Start of RECORD SET

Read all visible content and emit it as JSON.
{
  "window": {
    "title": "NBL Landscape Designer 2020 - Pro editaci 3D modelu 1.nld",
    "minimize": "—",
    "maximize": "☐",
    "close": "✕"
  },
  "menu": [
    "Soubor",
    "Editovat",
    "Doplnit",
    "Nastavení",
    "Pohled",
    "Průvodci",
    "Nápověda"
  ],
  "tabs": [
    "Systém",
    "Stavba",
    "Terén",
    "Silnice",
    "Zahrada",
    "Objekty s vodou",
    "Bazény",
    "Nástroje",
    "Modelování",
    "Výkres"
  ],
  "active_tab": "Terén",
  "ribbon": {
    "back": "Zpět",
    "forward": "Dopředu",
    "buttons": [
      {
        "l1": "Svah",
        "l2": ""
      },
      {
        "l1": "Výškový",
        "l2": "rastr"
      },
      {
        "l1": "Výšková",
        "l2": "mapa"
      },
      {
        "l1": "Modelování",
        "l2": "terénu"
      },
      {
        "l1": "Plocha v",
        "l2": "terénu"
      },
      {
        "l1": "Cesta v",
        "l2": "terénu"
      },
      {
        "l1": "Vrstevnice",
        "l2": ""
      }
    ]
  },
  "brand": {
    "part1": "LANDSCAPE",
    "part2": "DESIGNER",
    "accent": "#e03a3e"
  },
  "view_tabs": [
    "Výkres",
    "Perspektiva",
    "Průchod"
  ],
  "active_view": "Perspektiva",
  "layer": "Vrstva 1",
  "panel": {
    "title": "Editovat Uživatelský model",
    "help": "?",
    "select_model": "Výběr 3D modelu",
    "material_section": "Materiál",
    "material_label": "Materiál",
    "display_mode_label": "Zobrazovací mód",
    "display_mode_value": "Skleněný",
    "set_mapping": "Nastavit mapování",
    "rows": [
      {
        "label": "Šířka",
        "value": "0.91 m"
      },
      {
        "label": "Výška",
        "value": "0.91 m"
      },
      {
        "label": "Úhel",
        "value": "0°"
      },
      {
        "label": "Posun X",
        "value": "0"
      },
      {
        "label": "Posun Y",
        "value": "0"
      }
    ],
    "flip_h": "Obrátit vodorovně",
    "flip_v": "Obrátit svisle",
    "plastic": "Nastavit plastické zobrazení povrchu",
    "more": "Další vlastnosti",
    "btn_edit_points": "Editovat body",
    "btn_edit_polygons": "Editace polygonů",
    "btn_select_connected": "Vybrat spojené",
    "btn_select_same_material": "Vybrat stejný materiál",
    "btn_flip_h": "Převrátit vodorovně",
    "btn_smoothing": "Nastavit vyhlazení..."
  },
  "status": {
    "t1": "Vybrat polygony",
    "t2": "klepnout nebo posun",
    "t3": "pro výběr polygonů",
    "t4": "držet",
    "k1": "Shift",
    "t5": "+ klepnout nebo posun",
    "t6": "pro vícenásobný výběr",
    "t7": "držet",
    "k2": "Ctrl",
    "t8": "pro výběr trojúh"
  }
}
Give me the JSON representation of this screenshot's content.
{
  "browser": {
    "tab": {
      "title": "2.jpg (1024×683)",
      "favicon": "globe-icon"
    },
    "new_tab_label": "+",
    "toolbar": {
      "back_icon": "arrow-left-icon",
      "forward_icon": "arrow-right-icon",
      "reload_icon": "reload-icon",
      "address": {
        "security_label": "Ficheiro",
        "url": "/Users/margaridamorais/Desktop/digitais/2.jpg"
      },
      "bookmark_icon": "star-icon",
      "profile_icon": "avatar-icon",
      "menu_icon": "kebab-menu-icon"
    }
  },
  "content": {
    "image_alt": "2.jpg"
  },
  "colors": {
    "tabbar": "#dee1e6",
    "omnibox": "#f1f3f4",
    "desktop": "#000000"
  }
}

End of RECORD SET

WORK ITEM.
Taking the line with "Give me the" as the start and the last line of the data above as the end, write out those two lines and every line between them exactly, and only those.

WRITTEN SOLUTION.
Give me the JSON representation of this screenshot's content.
{
  "browser": {
    "tab": {
      "title": "2.jpg (1024×683)",
      "favicon": "globe-icon"
    },
    "new_tab_label": "+",
    "toolbar": {
      "back_icon": "arrow-left-icon",
      "forward_icon": "arrow-right-icon",
      "reload_icon": "reload-icon",
      "address": {
        "security_label": "Ficheiro",
        "url": "/Users/margaridamorais/Desktop/digitais/2.jpg"
      },
      "bookmark_icon": "star-icon",
      "profile_icon": "avatar-icon",
      "menu_icon": "kebab-menu-icon"
    }
  },
  "content": {
    "image_alt": "2.jpg"
  },
  "colors": {
    "tabbar": "#dee1e6",
    "omnibox": "#f1f3f4",
    "desktop": "#000000"
  }
}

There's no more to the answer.